"For the water to be this low is quite shocking, I can't remember the last time the ferry had to stop because of the lack of water.
"We have students which have to use the ferry to get to school so hopefully there is something they can do before school is back in a few weeks."
Ms Wright-Pearce said the ferry closure over Easter "impacts a lot it people".
"It is usually a pretty busy time for people to be out and about camping and visiting family so it makes it hard for people to get places," she said.
"A lot of tourism goes through there as well and the closure just stops people from coming through.
"We rely on emergency services on both sides of the border and if a fire breaks out it could be really dangerous."
Despite her frustration Ms Wright-Pearce said "unfortunately it is out of our control".
"We just have to pray for rain and we know they will get the ferry up and running as soon as they can," she said.
"We are a big community out here and I know everyone will help each other out."

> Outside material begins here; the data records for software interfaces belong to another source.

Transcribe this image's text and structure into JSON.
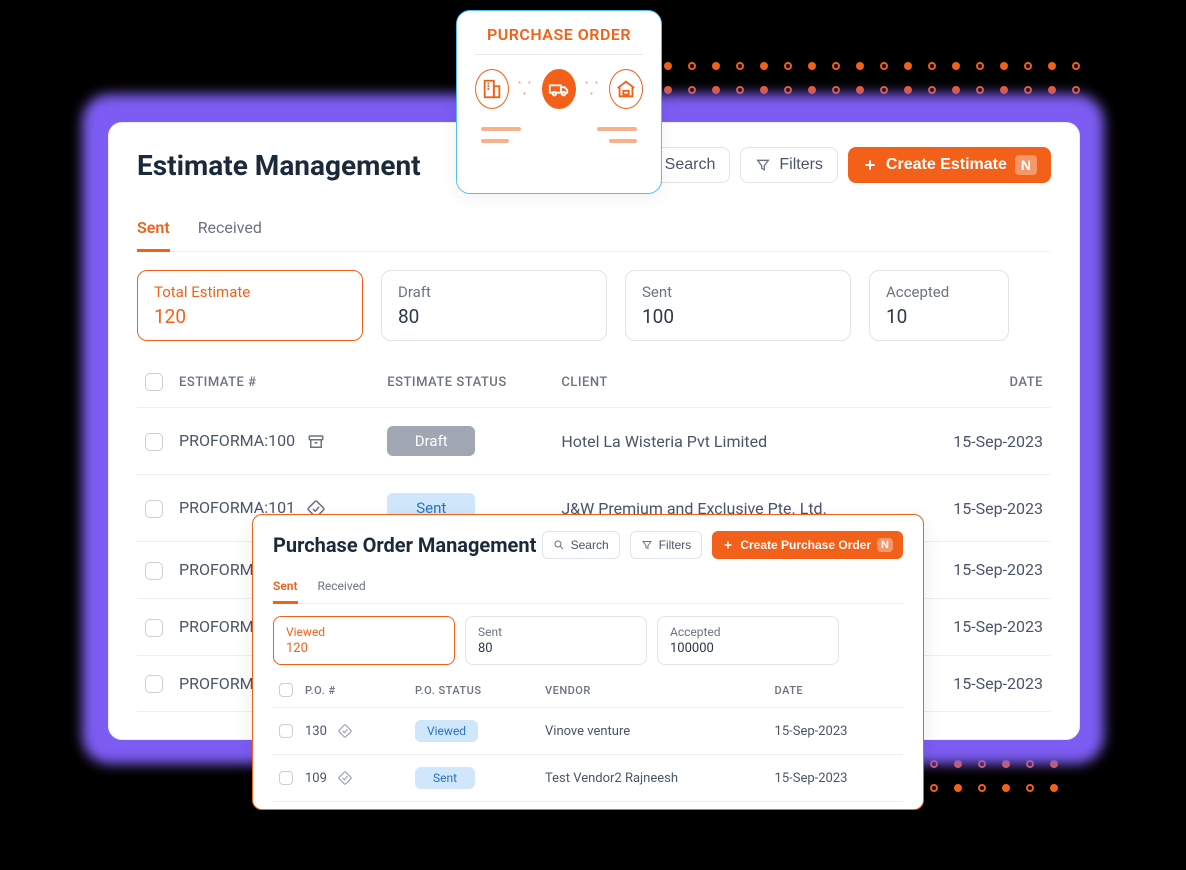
{
  "badge": {
    "title": "PURCHASE ORDER"
  },
  "estimate": {
    "title": "Estimate Management",
    "search_label": "Search",
    "filters_label": "Filters",
    "create_label": "Create Estimate",
    "create_badge": "N",
    "tabs": {
      "sent": "Sent",
      "received": "Received"
    },
    "stats": [
      {
        "label": "Total Estimate",
        "value": "120",
        "active": true
      },
      {
        "label": "Draft",
        "value": "80"
      },
      {
        "label": "Sent",
        "value": "100"
      },
      {
        "label": "Accepted",
        "value": "10"
      }
    ],
    "columns": {
      "num": "ESTIMATE #",
      "status": "ESTIMATE STATUS",
      "client": "CLIENT",
      "date": "DATE"
    },
    "rows": [
      {
        "num": "PROFORMA:100",
        "status": "Draft",
        "client": "Hotel La Wisteria Pvt Limited",
        "date": "15-Sep-2023"
      },
      {
        "num": "PROFORMA:101",
        "status": "Sent",
        "client": "J&W Premium and Exclusive Pte. Ltd.",
        "date": "15-Sep-2023"
      },
      {
        "num": "PROFORMA…",
        "status": "",
        "client": "",
        "date": "15-Sep-2023"
      },
      {
        "num": "PROFORMA…",
        "status": "",
        "client": "",
        "date": "15-Sep-2023"
      },
      {
        "num": "PROFORMA…",
        "status": "",
        "client": "",
        "date": "15-Sep-2023"
      }
    ]
  },
  "po": {
    "title": "Purchase Order Management",
    "search_label": "Search",
    "filters_label": "Filters",
    "create_label": "Create Purchase Order",
    "create_badge": "N",
    "tabs": {
      "sent": "Sent",
      "received": "Received"
    },
    "stats": [
      {
        "label": "Viewed",
        "value": "120",
        "active": true
      },
      {
        "label": "Sent",
        "value": "80"
      },
      {
        "label": "Accepted",
        "value": "100000"
      }
    ],
    "columns": {
      "num": "P.O. #",
      "status": "P.O. STATUS",
      "vendor": "VENDOR",
      "date": "DATE"
    },
    "rows": [
      {
        "num": "130",
        "status": "Viewed",
        "vendor": "Vinove venture",
        "date": "15-Sep-2023"
      },
      {
        "num": "109",
        "status": "Sent",
        "vendor": "Test Vendor2 Rajneesh",
        "date": "15-Sep-2023"
      }
    ]
  }
}
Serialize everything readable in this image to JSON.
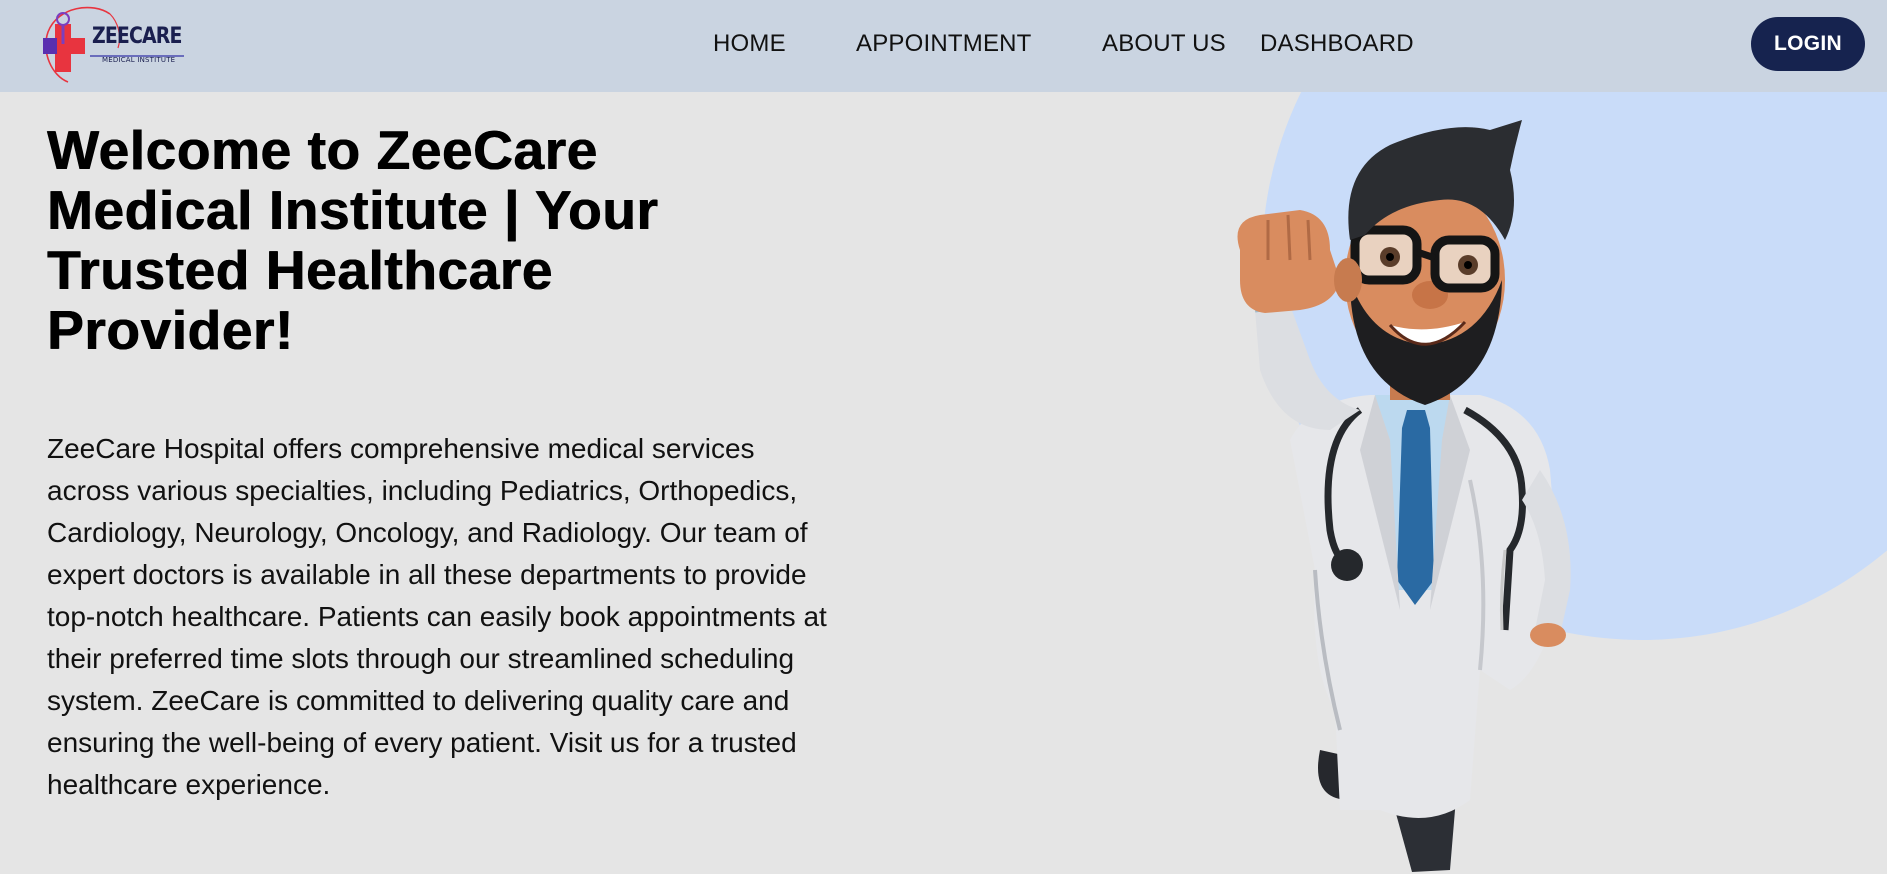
{
  "brand": {
    "name": "ZEECARE",
    "subtitle": "MEDICAL INSTITUTE",
    "colors": {
      "cross": "#e8343f",
      "ring": "#7b3fbf",
      "text": "#1a1f4f"
    }
  },
  "nav": {
    "items": [
      {
        "label": "HOME"
      },
      {
        "label": "APPOINTMENT"
      },
      {
        "label": "ABOUT US"
      },
      {
        "label": "DASHBOARD"
      }
    ],
    "login_label": "LOGIN"
  },
  "hero": {
    "title": "Welcome to ZeeCare Medical Institute | Your Trusted Healthcare Provider!",
    "description": "ZeeCare Hospital offers comprehensive medical services across various specialties, including Pediatrics, Orthopedics, Cardiology, Neurology, Oncology, and Radiology. Our team of expert doctors is available in all these departments to provide top-notch healthcare. Patients can easily book appointments at their preferred time slots through our streamlined scheduling system. ZeeCare is committed to delivering quality care and ensuring the well-being of every patient. Visit us for a trusted healthcare experience.",
    "image": "doctor-illustration"
  },
  "colors": {
    "navbar_bg": "#cad4e1",
    "page_bg": "#e5e5e5",
    "accent_circle": "#c9dcf9",
    "login_bg": "#16234f"
  }
}
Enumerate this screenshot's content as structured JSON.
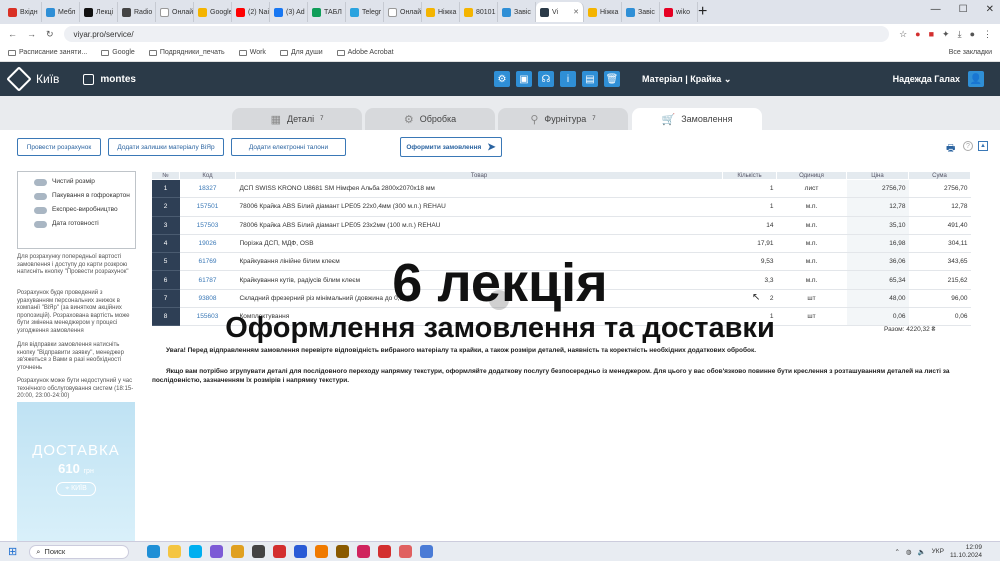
{
  "browser": {
    "tabs": [
      {
        "label": "Вхідн",
        "color": "#d93025"
      },
      {
        "label": "Мебл",
        "color": "#2f8fd6"
      },
      {
        "label": "Лекці",
        "color": "#111111"
      },
      {
        "label": "Radio",
        "color": "#444444"
      },
      {
        "label": "Онлай",
        "color": "#ffffff"
      },
      {
        "label": "Google",
        "color": "#f4b400"
      },
      {
        "label": "(2) Nai",
        "color": "#ff0000"
      },
      {
        "label": "(3) Ad",
        "color": "#1877f2"
      },
      {
        "label": "ТАБЛ",
        "color": "#0f9d58"
      },
      {
        "label": "Telegr",
        "color": "#2aa3df"
      },
      {
        "label": "Онлай",
        "color": "#ffffff"
      },
      {
        "label": "Ніжка",
        "color": "#f4b400"
      },
      {
        "label": "80101",
        "color": "#f4b400"
      },
      {
        "label": "Завіс",
        "color": "#2f8fd6"
      },
      {
        "label": "Vi",
        "color": "#2b3a48",
        "active": true
      },
      {
        "label": "Ніжка",
        "color": "#f4b400"
      },
      {
        "label": "Завіс",
        "color": "#2f8fd6"
      },
      {
        "label": "wiko",
        "color": "#e60023"
      }
    ],
    "new_tab": "+",
    "window_controls": [
      "—",
      "☐",
      "✕"
    ],
    "url": "viyar.pro/service/",
    "bookmarks": [
      {
        "label": "Расписание заняти...",
        "icon": "calendar-icon"
      },
      {
        "label": "Google",
        "icon": "google-icon"
      },
      {
        "label": "Подрядники_печать",
        "icon": "folder-icon"
      },
      {
        "label": "Work",
        "icon": "folder-icon"
      },
      {
        "label": "Для души",
        "icon": "folder-icon"
      },
      {
        "label": "Adobe Acrobat",
        "icon": "acrobat-icon"
      }
    ],
    "bookmarks_all": "Все закладки"
  },
  "app": {
    "city": "Київ",
    "brand": "montes",
    "material_menu": "Матеріал | Крайка",
    "user_name": "Надежда Галах",
    "toolbar_icons": [
      "settings-icon",
      "save-icon",
      "support-icon",
      "info-icon",
      "document-icon",
      "delete-icon"
    ]
  },
  "steps": [
    {
      "label": "Деталі",
      "count": "7",
      "icon": "grid-icon"
    },
    {
      "label": "Обробка",
      "count": "",
      "icon": "gear-icon"
    },
    {
      "label": "Фурнітура",
      "count": "7",
      "icon": "handle-icon"
    },
    {
      "label": "Замовлення",
      "count": "",
      "icon": "cart-icon",
      "active": true
    }
  ],
  "actions": {
    "calc": "Провести розрахунок",
    "add_leftovers": "Додати залишки матеріалу ВіЯр",
    "add_labels": "Додати електронні талони",
    "checkout": "Оформити замовлення"
  },
  "filters": [
    {
      "label": "Чистий розмір"
    },
    {
      "label": "Пакування в гофрокартон"
    },
    {
      "label": "Експрес-виробництво"
    },
    {
      "label": "Дата готовності"
    }
  ],
  "side_notes": [
    "Для розрахунку попередньої вартості замовлення і доступу до карти розкрою натисніть кнопку \"Провести розрахунок\"",
    "Розрахунок буде проведений з урахуванням персональних знижок в компанії \"ВіЯр\" (за винятком акційних пропозицій). Розрахована вартість може бути змінена менеджером у процесі узгодження замовлення",
    "Для відправки замовлення натисніть кнопку \"Відправити заявку\", менеджер зв'яжеться з Вами в разі необхідності уточнень",
    "Розрахунок може бути недоступний у час технічного обслуговування систем (18:15-20:00, 23:00-24:00)"
  ],
  "promo": {
    "title": "ДОСТАВКА",
    "price": "610",
    "currency": "грн",
    "city": "КИЇВ"
  },
  "table": {
    "headers": [
      "№",
      "Код",
      "Товар",
      "Кількість",
      "Одиниця",
      "Ціна",
      "Сума"
    ],
    "rows": [
      {
        "n": "1",
        "code": "18327",
        "name": "ДСП SWISS KRONO U8681 SM Німфея Альба 2800x2070x18 мм",
        "qty": "1",
        "unit": "лист",
        "price": "2756,70",
        "sum": "2756,70"
      },
      {
        "n": "2",
        "code": "157501",
        "name": "78006 Крайка ABS Білий діамант LPE05 22x0,4мм (300 м.п.) REHAU",
        "qty": "1",
        "unit": "м.п.",
        "price": "12,78",
        "sum": "12,78"
      },
      {
        "n": "3",
        "code": "157503",
        "name": "78006 Крайка ABS Білий діамант LPE05 23x2мм (100 м.п.) REHAU",
        "qty": "14",
        "unit": "м.п.",
        "price": "35,10",
        "sum": "491,40"
      },
      {
        "n": "4",
        "code": "19026",
        "name": "Порізка ДСП, МДФ, OSB",
        "qty": "17,91",
        "unit": "м.п.",
        "price": "16,98",
        "sum": "304,11"
      },
      {
        "n": "5",
        "code": "61769",
        "name": "Крайкування лінійне білим клеєм",
        "qty": "9,53",
        "unit": "м.п.",
        "price": "36,06",
        "sum": "343,65"
      },
      {
        "n": "6",
        "code": "61787",
        "name": "Крайкування кутів, радіусів білим клеєм",
        "qty": "3,3",
        "unit": "м.п.",
        "price": "65,34",
        "sum": "215,62"
      },
      {
        "n": "7",
        "code": "93808",
        "name": "Складний фрезерний різ мінімальний (довжина до 0,1м)",
        "qty": "2",
        "unit": "шт",
        "price": "48,00",
        "sum": "96,00"
      },
      {
        "n": "8",
        "code": "155603",
        "name": "Комплектування",
        "qty": "1",
        "unit": "шт",
        "price": "0,06",
        "sum": "0,06"
      }
    ],
    "total": "Разом: 4220,32 ₴"
  },
  "notes": {
    "warning": "Увага! Перед відправленням замовлення перевірте відповідність вибраного матеріалу та крайки, а також розміри деталей, наявність та коректність необхідних додаткових обробок.",
    "grouping": "Якщо вам потрібно згрупувати деталі для послідовного переходу напрямку текстури, оформляйте додаткову послугу безпосередньо із менеджером. Для цього у вас обов'язково повинне бути креслення з розташуванням деталей на листі за послідовністю, зазначенням їх розмірів і напрямку текстури."
  },
  "overlay": {
    "title": "6 лекція",
    "subtitle": "Оформлення замовлення та доставки"
  },
  "taskbar": {
    "search": "Поиск",
    "lang": "УКР",
    "time": "12:09",
    "date": "11.10.2024",
    "apps": [
      {
        "name": "edge-icon",
        "color": "#1f8fd6"
      },
      {
        "name": "explorer-icon",
        "color": "#f4c542"
      },
      {
        "name": "skype-icon",
        "color": "#00aff0"
      },
      {
        "name": "viber-icon",
        "color": "#7d5bd6"
      },
      {
        "name": "chrome-icon",
        "color": "#e0a020"
      },
      {
        "name": "app-icon",
        "color": "#444444"
      },
      {
        "name": "acrobat-icon",
        "color": "#d32f2f"
      },
      {
        "name": "photoshop-icon",
        "color": "#2a5bd6"
      },
      {
        "name": "illustrator-icon",
        "color": "#f07a00"
      },
      {
        "name": "bridge-icon",
        "color": "#8a5a00"
      },
      {
        "name": "indesign-icon",
        "color": "#d0245e"
      },
      {
        "name": "acrobat2-icon",
        "color": "#d32f2f"
      },
      {
        "name": "paint-icon",
        "color": "#e06060"
      },
      {
        "name": "media-icon",
        "color": "#4a7bd6"
      }
    ]
  }
}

Roads and Maritime will notify the community when water levels return to safe operating levels.